Hartley Magazine

All the latest news, hints, tips and advice from our experts

Beat the blight

image mayIf you’ve ever grown potatoes or tomatoes, chances are you’ve experienced the blight that can affect them late in the season. It’s a fungus like infection spread by miniscule spore like microbes that are whipped around on the wind and thrive in a damp summer. Whole crops of tomatoes and potatoes can be totally wiped out in a matter of days, or weeks, devastating the plants and destroying any chance of a crop. It’s the same disease that caused famine and mass starvation in Ireland in the 1840’s and the death of a million people. A population that depended on the humble spud for cheap food. It was a cruel lesson in the failures of monoculture.

I often wonder what we would live on if there were a natural disaster or catastrophe that closed the supermarkets or left us fending for ourselves. Gardeners would fare better than most, having the skills to grow their own, but as a country, these days we import more than we grow.

Disease resistance is something that has been bred into many modern crops. That’s a great thing if it stops gardeners (and other growers) from reaching for the pesticides. Not that there’s a lot you can do when blight takes hold because once infected the disease sweeps through the plants at great speed. And once you’ve had a dose of the blight in garden and greenhouse it lingers and overwinters ready to flare up again as soon as conditions allow.

Blight resistance has been high on the agenda for plant breeders for decades, especially for tomatoes and potatoes. This year sees a leap in availability and has me hopeful of being able to grow great tomatoes indoors and out this season.

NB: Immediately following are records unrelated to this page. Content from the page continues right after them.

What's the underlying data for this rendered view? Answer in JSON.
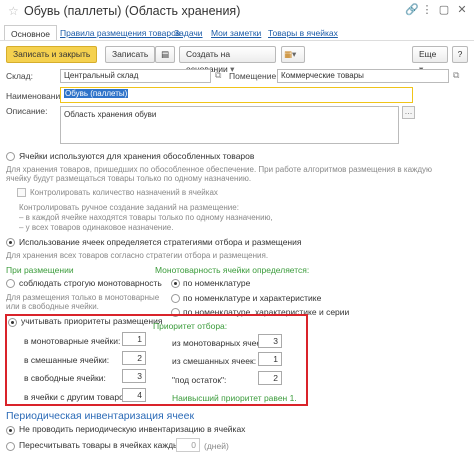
{
  "window": {
    "title": "Обувь (паллеты) (Область хранения)"
  },
  "tabs": [
    {
      "label": "Основное"
    },
    {
      "label": "Правила размещения товаров"
    },
    {
      "label": "Задачи"
    },
    {
      "label": "Мои заметки"
    },
    {
      "label": "Товары в ячейках"
    }
  ],
  "toolbar": {
    "save_close": "Записать и закрыть",
    "save": "Записать",
    "create_basis": "Создать на основании",
    "more": "Еще",
    "help": "?"
  },
  "fields": {
    "warehouse_label": "Склад:",
    "warehouse_value": "Центральный склад",
    "room_label": "Помещение:",
    "room_value": "Коммерческие товары",
    "name_label": "Наименование:",
    "name_value": "Обувь (паллеты)",
    "desc_label": "Описание:",
    "desc_value": "Область хранения обуви"
  },
  "separate_goods": {
    "radio_label": "Ячейки используются для хранения обособленных товаров",
    "note1": "Для хранения товаров, пришедших по обособленное обеспечение. При работе алгоритмов размещения в каждую",
    "note2": "ячейку будут размещаться товары только по одному назначению.",
    "control_label": "Контролировать количество назначений в ячейках",
    "manual_note1": "Контролировать ручное создание заданий на размещение:",
    "manual_note2": "– в каждой ячейке находятся товары только по одному назначению,",
    "manual_note3": "– у всех товаров одинаковое назначение."
  },
  "strategies": {
    "radio_label": "Использование ячеек определяется стратегиями отбора и размещения",
    "note": "Для хранения всех товаров согласно стратегии отбора и размещения.",
    "placement_header": "При размещении",
    "strict_mono": "соблюдать строгую монотоварность",
    "strict_note1": "Для размещения только в монотоварные",
    "strict_note2": "или в свободные ячейки.",
    "priorities_label": "учитывать приоритеты размещения",
    "mono_header": "Монотоварность ячейки определяется:",
    "by_nomenclature": "по номенклатуре",
    "by_nom_char": "по номенклатуре и характеристике",
    "by_nom_char_series": "по номенклатуре, характеристике и серии"
  },
  "priorities": {
    "mono_label": "в монотоварные ячейки:",
    "mono_value": "1",
    "mixed_label": "в смешанные ячейки:",
    "mixed_value": "2",
    "free_label": "в свободные ячейки:",
    "free_value": "3",
    "other_label": "в ячейки с другим товаром:",
    "other_value": "4"
  },
  "pick_priority": {
    "header": "Приоритет отбора:",
    "mono_label": "из монотоварных ячеек:",
    "mono_value": "3",
    "mixed_label": "из смешанных ячеек:",
    "mixed_value": "1",
    "under_label": "\"под остаток\":",
    "under_value": "2",
    "highest_note": "Наивысший приоритет равен 1."
  },
  "inventory": {
    "header": "Периодическая инвентаризация ячеек",
    "no_periodic": "Не проводить периодическую инвентаризацию в ячейках",
    "recount_label": "Пересчитывать товары в ячейках каждые:",
    "recount_value": "0",
    "days_label": "(дней)"
  }
}
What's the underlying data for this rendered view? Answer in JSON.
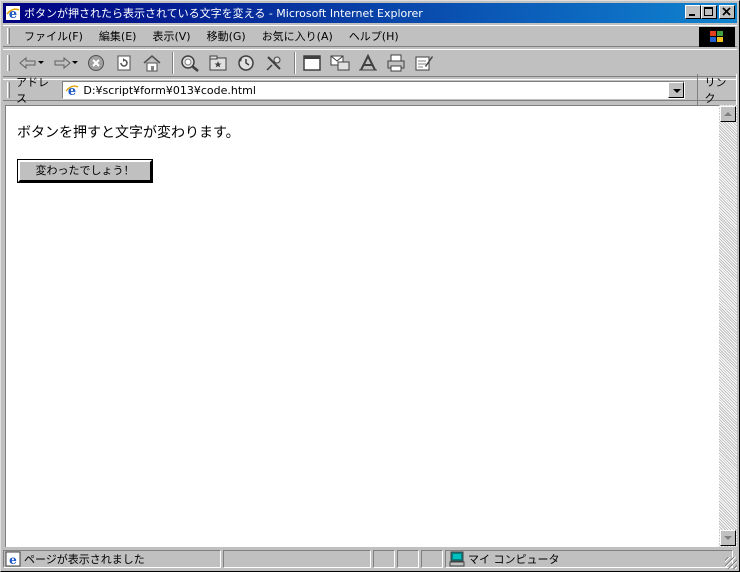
{
  "window": {
    "title": "ボタンが押されたら表示されている文字を変える - Microsoft Internet Explorer",
    "minimize": "_",
    "maximize": "□",
    "close": "×"
  },
  "menu": {
    "items": [
      "ファイル(F)",
      "編集(E)",
      "表示(V)",
      "移動(G)",
      "お気に入り(A)",
      "ヘルプ(H)"
    ]
  },
  "toolbar": {
    "icons": [
      "back-icon",
      "forward-icon",
      "stop-icon",
      "refresh-icon",
      "home-icon",
      "search-icon",
      "favorites-icon",
      "history-icon",
      "channels-icon",
      "fullscreen-icon",
      "mail-icon",
      "font-icon",
      "print-icon",
      "edit-icon"
    ]
  },
  "address": {
    "label": "アドレス",
    "value": "D:¥script¥form¥013¥code.html",
    "links": "リンク"
  },
  "page": {
    "text": "ボタンを押すと文字が変わります。",
    "button": "変わったでしょう！"
  },
  "status": {
    "message": "ページが表示されました",
    "zone": "マイ コンピュータ"
  },
  "colors": {
    "title_start": "#000080",
    "title_end": "#1084d0",
    "chrome": "#c0c0c0"
  }
}
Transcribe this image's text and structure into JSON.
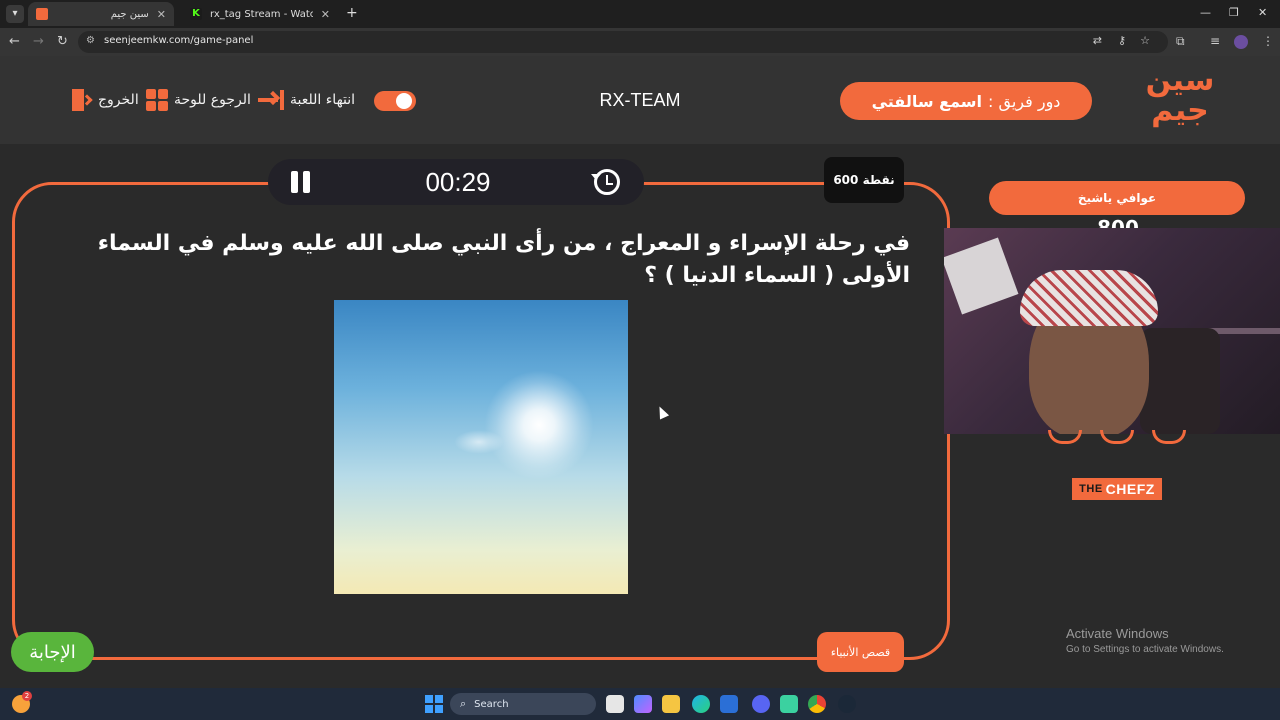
{
  "browser": {
    "tabs": [
      {
        "title": "سين جيم",
        "active": true,
        "favicon_color": "#f26a3d"
      },
      {
        "title": "rx_tag Stream - Watch Live on K",
        "active": false,
        "favicon_color": "#53fc18"
      }
    ],
    "new_tab_label": "+",
    "url": "seenjeemkw.com/game-panel"
  },
  "header": {
    "exit_label": "الخروج",
    "back_to_board_label": "الرجوع للوحة",
    "end_game_label": "انتهاء اللعبة",
    "team_name": "RX-TEAM",
    "turn_prefix": "دور فريق :",
    "turn_team": "اسمع سالفتي",
    "logo_line1": "سين",
    "logo_line2": "جيم"
  },
  "question_panel": {
    "timer": "00:29",
    "points": "600 نقطة",
    "question_text": "في رحلة الإسراء و المعراج ، من رأى النبي صلى الله عليه وسلم في السماء الأولى ( السماء الدنيا ) ؟",
    "answer_label": "الإجابة",
    "category_label": "قصص الأنبياء"
  },
  "sidebar": {
    "team_label": "عوافي ياشيخ",
    "team_score": "800",
    "sponsor_the": "THE",
    "sponsor_name": "CHEFZ"
  },
  "windows_watermark": {
    "line1": "Activate Windows",
    "line2": "Go to Settings to activate Windows."
  },
  "taskbar": {
    "search_placeholder": "Search",
    "notification_count": "2"
  },
  "colors": {
    "accent": "#f26a3d",
    "answer_green": "#59b53c",
    "background": "#2a2a2a"
  }
}
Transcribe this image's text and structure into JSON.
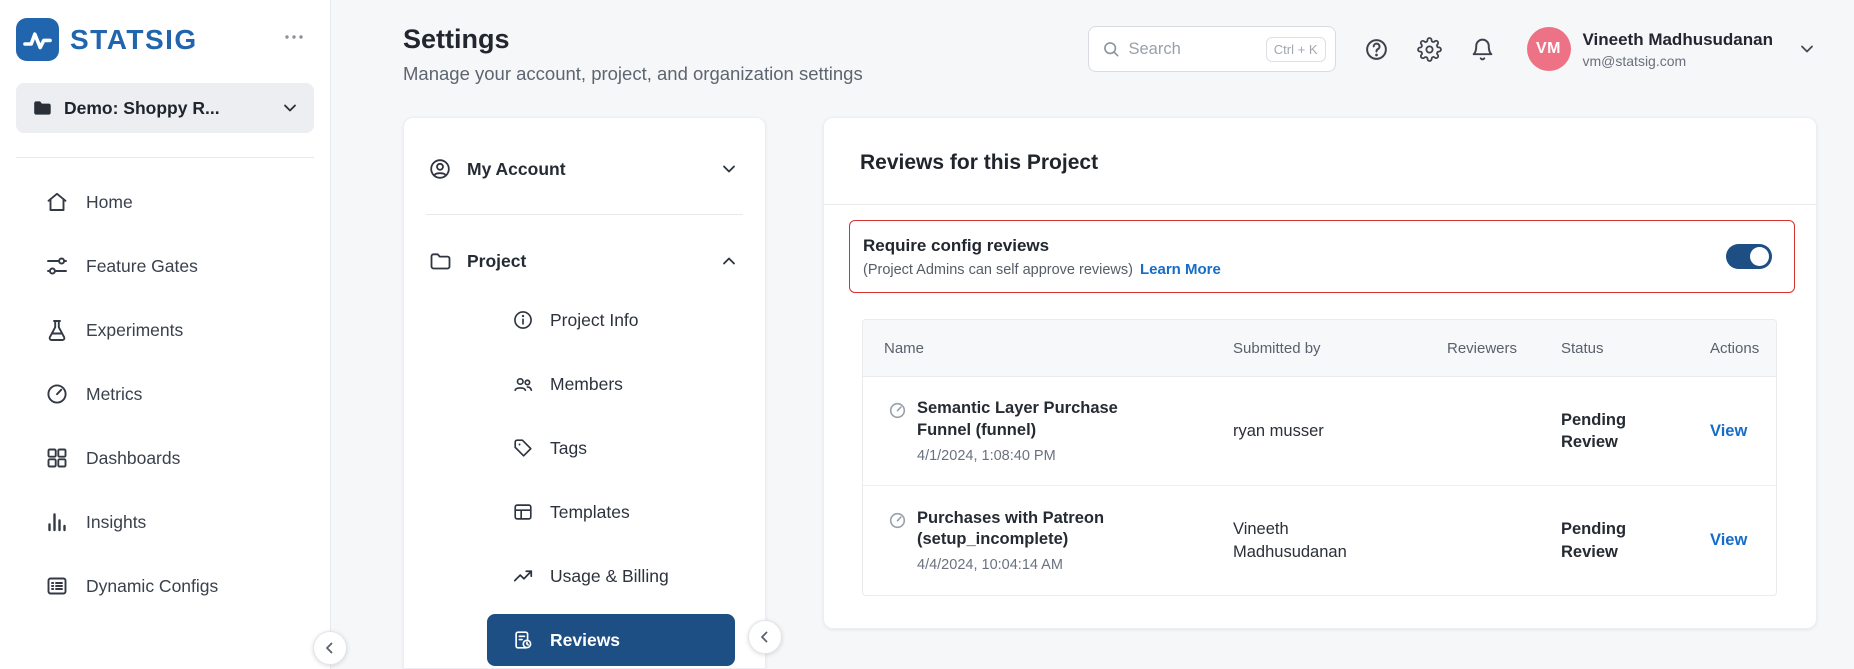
{
  "colors": {
    "brand_blue": "#2065ad",
    "selected_navy": "#1d4f85",
    "link_blue": "#176cc7",
    "alert_red": "#d93030",
    "avatar_pink": "#ee7286",
    "toggle_on": "#1d4f85"
  },
  "brand": {
    "name": "STATSIG"
  },
  "sidebar": {
    "project_selector": {
      "label": "Demo: Shoppy R..."
    },
    "items": [
      {
        "label": "Home",
        "icon": "home-icon"
      },
      {
        "label": "Feature Gates",
        "icon": "feature-gates-icon"
      },
      {
        "label": "Experiments",
        "icon": "experiments-icon"
      },
      {
        "label": "Metrics",
        "icon": "metrics-icon"
      },
      {
        "label": "Dashboards",
        "icon": "dashboards-icon"
      },
      {
        "label": "Insights",
        "icon": "insights-icon"
      },
      {
        "label": "Dynamic Configs",
        "icon": "dynamic-configs-icon"
      }
    ]
  },
  "header": {
    "title": "Settings",
    "subtitle": "Manage your account, project, and organization settings",
    "search": {
      "placeholder": "Search",
      "shortcut": "Ctrl + K"
    },
    "user": {
      "initials": "VM",
      "name": "Vineeth Madhusudanan",
      "email": "vm@statsig.com"
    }
  },
  "settings_nav": {
    "my_account": {
      "label": "My Account",
      "state": "collapsed"
    },
    "project": {
      "label": "Project",
      "state": "expanded"
    },
    "project_items": [
      {
        "label": "Project Info"
      },
      {
        "label": "Members"
      },
      {
        "label": "Tags"
      },
      {
        "label": "Templates"
      },
      {
        "label": "Usage & Billing"
      },
      {
        "label": "Reviews",
        "selected": true
      }
    ]
  },
  "main": {
    "title": "Reviews for this Project",
    "require_reviews": {
      "title": "Require config reviews",
      "subtitle": "(Project Admins can self approve reviews)",
      "link": "Learn More",
      "toggle_on": true
    },
    "table": {
      "columns": [
        "Name",
        "Submitted by",
        "Reviewers",
        "Status",
        "Actions"
      ],
      "rows": [
        {
          "name": "Semantic Layer Purchase Funnel (funnel)",
          "timestamp": "4/1/2024, 1:08:40 PM",
          "submitted_by": "ryan musser",
          "reviewers": "",
          "status": "Pending Review",
          "action": "View"
        },
        {
          "name": "Purchases with Patreon (setup_incomplete)",
          "timestamp": "4/4/2024, 10:04:14 AM",
          "submitted_by": "Vineeth Madhusudanan",
          "reviewers": "",
          "status": "Pending Review",
          "action": "View"
        }
      ]
    }
  }
}
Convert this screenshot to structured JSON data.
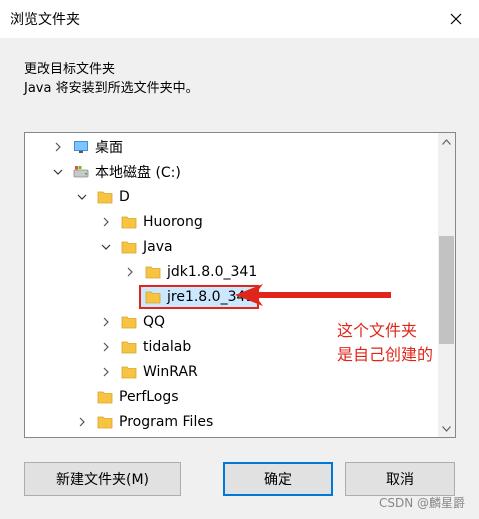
{
  "window": {
    "title": "浏览文件夹",
    "close_label": "×"
  },
  "description": {
    "line1": "更改目标文件夹",
    "line2": "Java 将安装到所选文件夹中。"
  },
  "tree": {
    "items": [
      {
        "label": "桌面",
        "icon": "desktop-folder-icon",
        "expander": "collapsed"
      },
      {
        "label": "本地磁盘 (C:)",
        "icon": "drive-icon",
        "expander": "expanded"
      },
      {
        "label": "D",
        "icon": "folder-icon",
        "expander": "expanded"
      },
      {
        "label": "Huorong",
        "icon": "folder-icon",
        "expander": "collapsed"
      },
      {
        "label": "Java",
        "icon": "folder-icon",
        "expander": "expanded"
      },
      {
        "label": "jdk1.8.0_341",
        "icon": "folder-icon",
        "expander": "collapsed"
      },
      {
        "label": "jre1.8.0_341",
        "icon": "folder-icon",
        "expander": "none",
        "selected": true
      },
      {
        "label": "QQ",
        "icon": "folder-icon",
        "expander": "collapsed"
      },
      {
        "label": "tidalab",
        "icon": "folder-icon",
        "expander": "collapsed"
      },
      {
        "label": "WinRAR",
        "icon": "folder-icon",
        "expander": "collapsed"
      },
      {
        "label": "PerfLogs",
        "icon": "folder-icon",
        "expander": "none"
      },
      {
        "label": "Program Files",
        "icon": "folder-icon",
        "expander": "collapsed"
      }
    ]
  },
  "annotation": {
    "line1": "这个文件夹",
    "line2": "是自己创建的",
    "color": "#e0261a"
  },
  "buttons": {
    "new_folder": "新建文件夹(M)",
    "ok": "确定",
    "cancel": "取消"
  },
  "watermark": "CSDN @麟星爵",
  "colors": {
    "folder": "#f6c342",
    "selection": "#cce8ff",
    "annotation": "#e0261a",
    "accent": "#0078d7"
  }
}
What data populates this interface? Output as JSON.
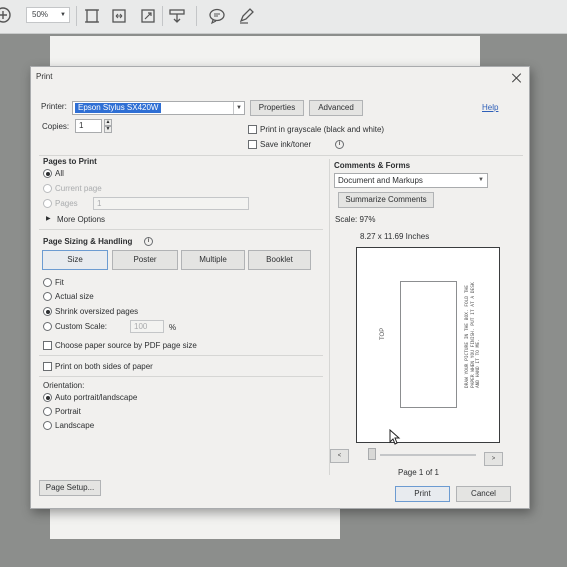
{
  "toolbar": {
    "zoom_value": "50%",
    "icons": [
      "add-icon",
      "fit-page-icon",
      "fit-width-icon",
      "full-screen-icon",
      "download-icon",
      "comment-icon",
      "pen-icon"
    ]
  },
  "dialog": {
    "title": "Print",
    "printer": {
      "label": "Printer:",
      "value": "Epson Stylus SX420W",
      "properties_button": "Properties",
      "advanced_button": "Advanced",
      "help_link": "Help"
    },
    "copies": {
      "label": "Copies:",
      "value": "1"
    },
    "options": {
      "grayscale": "Print in grayscale (black and white)",
      "save_ink": "Save ink/toner"
    },
    "pages_to_print": {
      "header": "Pages to Print",
      "all": "All",
      "current_page": "Current page",
      "pages": "Pages",
      "pages_value": "1",
      "more_options": "More Options"
    },
    "page_sizing": {
      "header": "Page Sizing & Handling",
      "tabs": [
        "Size",
        "Poster",
        "Multiple",
        "Booklet"
      ],
      "fit": "Fit",
      "actual_size": "Actual size",
      "shrink": "Shrink oversized pages",
      "custom_scale": "Custom Scale:",
      "custom_scale_value": "100",
      "custom_scale_unit": "%",
      "paper_source": "Choose paper source by PDF page size",
      "both_sides": "Print on both sides of paper"
    },
    "orientation": {
      "header": "Orientation:",
      "auto": "Auto portrait/landscape",
      "portrait": "Portrait",
      "landscape": "Landscape"
    },
    "comments_forms": {
      "header": "Comments & Forms",
      "value": "Document and Markups",
      "summarize_button": "Summarize Comments"
    },
    "preview": {
      "scale": "Scale: 97%",
      "paper_size": "8.27 x 11.69 Inches",
      "top_label": "TOP",
      "note": "DRAW YOUR PICTURE IN THE BOX. FOLD THE PAPER WHEN YOU FINISH. PUT IT AT A DESK AND HAND IT TO ME.",
      "page_of": "Page 1 of 1",
      "prev": "<",
      "next": ">"
    },
    "footer": {
      "page_setup": "Page Setup...",
      "print": "Print",
      "cancel": "Cancel"
    }
  }
}
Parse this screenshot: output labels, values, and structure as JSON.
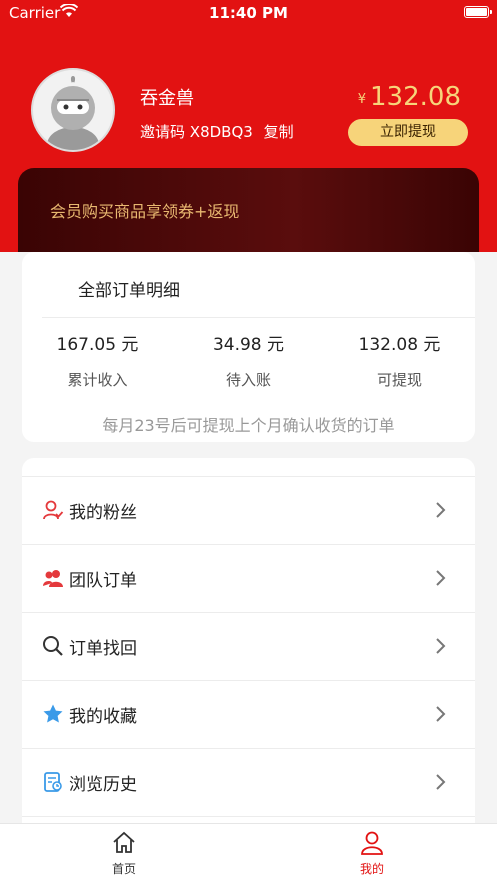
{
  "status_bar": {
    "carrier": "Carrier",
    "time": "11:40 PM"
  },
  "profile": {
    "username": "吞金兽",
    "invite_label": "邀请码",
    "invite_code": "X8DBQ3",
    "copy_label": "复制",
    "currency_symbol": "¥",
    "balance": "132.08",
    "withdraw_button": "立即提现"
  },
  "vip_banner": {
    "text": "会员购买商品享领券+返现"
  },
  "orders": {
    "title": "全部订单明细",
    "stats": [
      {
        "value": "167.05 元",
        "label": "累计收入"
      },
      {
        "value": "34.98 元",
        "label": "待入账"
      },
      {
        "value": "132.08 元",
        "label": "可提现"
      }
    ],
    "note": "每月23号后可提现上个月确认收货的订单"
  },
  "menu": {
    "items": [
      {
        "label": "我的粉丝",
        "icon": "fans-icon"
      },
      {
        "label": "团队订单",
        "icon": "team-icon"
      },
      {
        "label": "订单找回",
        "icon": "search-icon"
      },
      {
        "label": "我的收藏",
        "icon": "star-icon"
      },
      {
        "label": "浏览历史",
        "icon": "history-icon"
      }
    ]
  },
  "tabbar": {
    "tabs": [
      {
        "label": "首页",
        "icon": "home-icon",
        "active": false
      },
      {
        "label": "我的",
        "icon": "user-icon",
        "active": true
      }
    ]
  },
  "colors": {
    "header_red": "#e21212",
    "gold": "#f7d47a",
    "banner_dark": "#3a0404",
    "active_tab": "#e21212"
  }
}
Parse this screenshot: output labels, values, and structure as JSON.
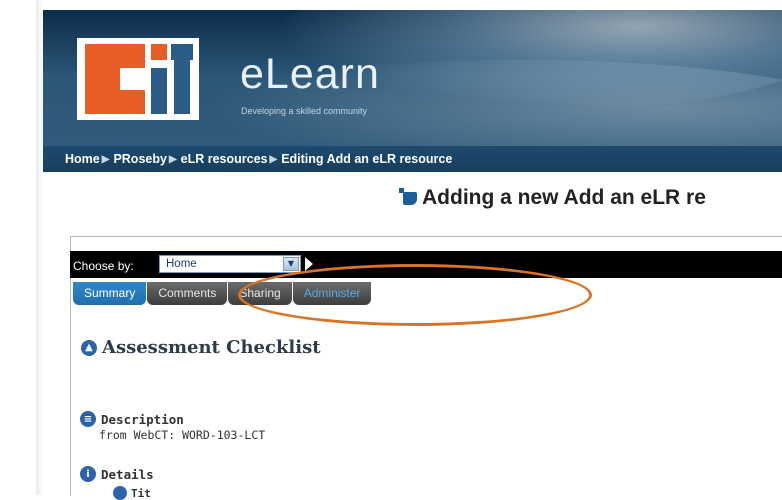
{
  "header": {
    "site_name": "eLearn",
    "tagline": "Developing a skilled community",
    "logo_text": "CIT"
  },
  "breadcrumb": {
    "items": [
      "Home",
      "PRoseby",
      "eLR resources",
      "Editing Add an eLR resource"
    ],
    "separator": "▶"
  },
  "page": {
    "heading": "Adding a new Add an eLR re"
  },
  "chooser": {
    "label": "Choose by:",
    "value": "Home"
  },
  "tabs": [
    {
      "label": "Summary",
      "active": true
    },
    {
      "label": "Comments",
      "active": false
    },
    {
      "label": "Sharing",
      "active": false
    },
    {
      "label": "Administer",
      "active": false
    }
  ],
  "content": {
    "title": "Assessment Checklist",
    "description_label": "Description",
    "description_value": "from WebCT: WORD-103-LCT",
    "details_label": "Details",
    "partial_label": "Tit"
  },
  "colors": {
    "banner": "#1e4a6e",
    "logo_orange": "#e85d26",
    "logo_blue": "#2b5c86",
    "tab_active": "#2f88c9",
    "highlight_ellipse": "#d97326"
  },
  "icons": {
    "title_icon": "round-up-icon",
    "description_icon": "list-icon",
    "details_icon": "info-icon"
  }
}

There’s a brand new and exclusive blight buster, blight tolerant Tomato that has it all! The new and world exclusive, Crimson Crush, (http://www.suttons.co.uk) can apparently shrug off the worst tomato blight and still produce high yields. It’s also been bred for growing outdoors, though with the cool weather we have had in recent weeks the greenhouse has to play an important role in growing them on, I’m not sure I am brave enough to plant out my tomatoes just yet.

Crimson Crush plants are available from Suttons Seeds. It is a cordon variety, so you have to keep pinching out the side shoots. Confession time, I love to root these and make more plants and as this ones supposed to be good outside, well there could yet be a forest growing in my garden, a good test for blight and a potentially huge harvest if we have a late summer.

Organic Blight Resistant Tomatoes

image may 4Delfland Nurseries (http://www.organicplants.co.uk) is a fantastic source of organic plants and has a collection of six different blight tolerant tomato plants for May Delivery. There’s an early yellow cordon, called Clou, an early indeterminate called Dorada, Mountain Magic on compact plants, Primabellla, another cordon with late blight tolerance, Primavera an early orange/red cordon and Resi, with a columnar shape and dark sweet fruits. All are suitable for outdoor growth, but currently growing on nicely in my greenhouse for now.

Since competition for greenhouse space is so hot this year, the fact that I can plant these outside and still have a good variety of greenhouse tomatoes too is great news. Garden planted tomatoes once they’ve got their roots down don’t need constant watering and attention and I can concentrate on the ones inside that will be sweltering in the heat but thriving in the protection of the glass. It’s a win win scenario as far as I’m concerned, the more I can grow outside means more room for the quirky inside. Currently the greenhouse is nurturing a image may 3crop of Inca berries, some species begonias, a batch of edible dahlias as well as aubergines, cucumbers and peppers.

The manuka plants I’ve been growing for the bees are in flower and just outside the greenhouse in the sun, waving their pale pink flowers at passing bees on the way to the watering hole. I’ve taken some cuttings and am growing them on in ericaceous compost to share among my bee friends. The warm weather has been great for rooting cuttings and I’ve dozens of them growing on now to plant far and wide. It’s an exciting time, but with Chelsea looming there aren’t enough hours in the day.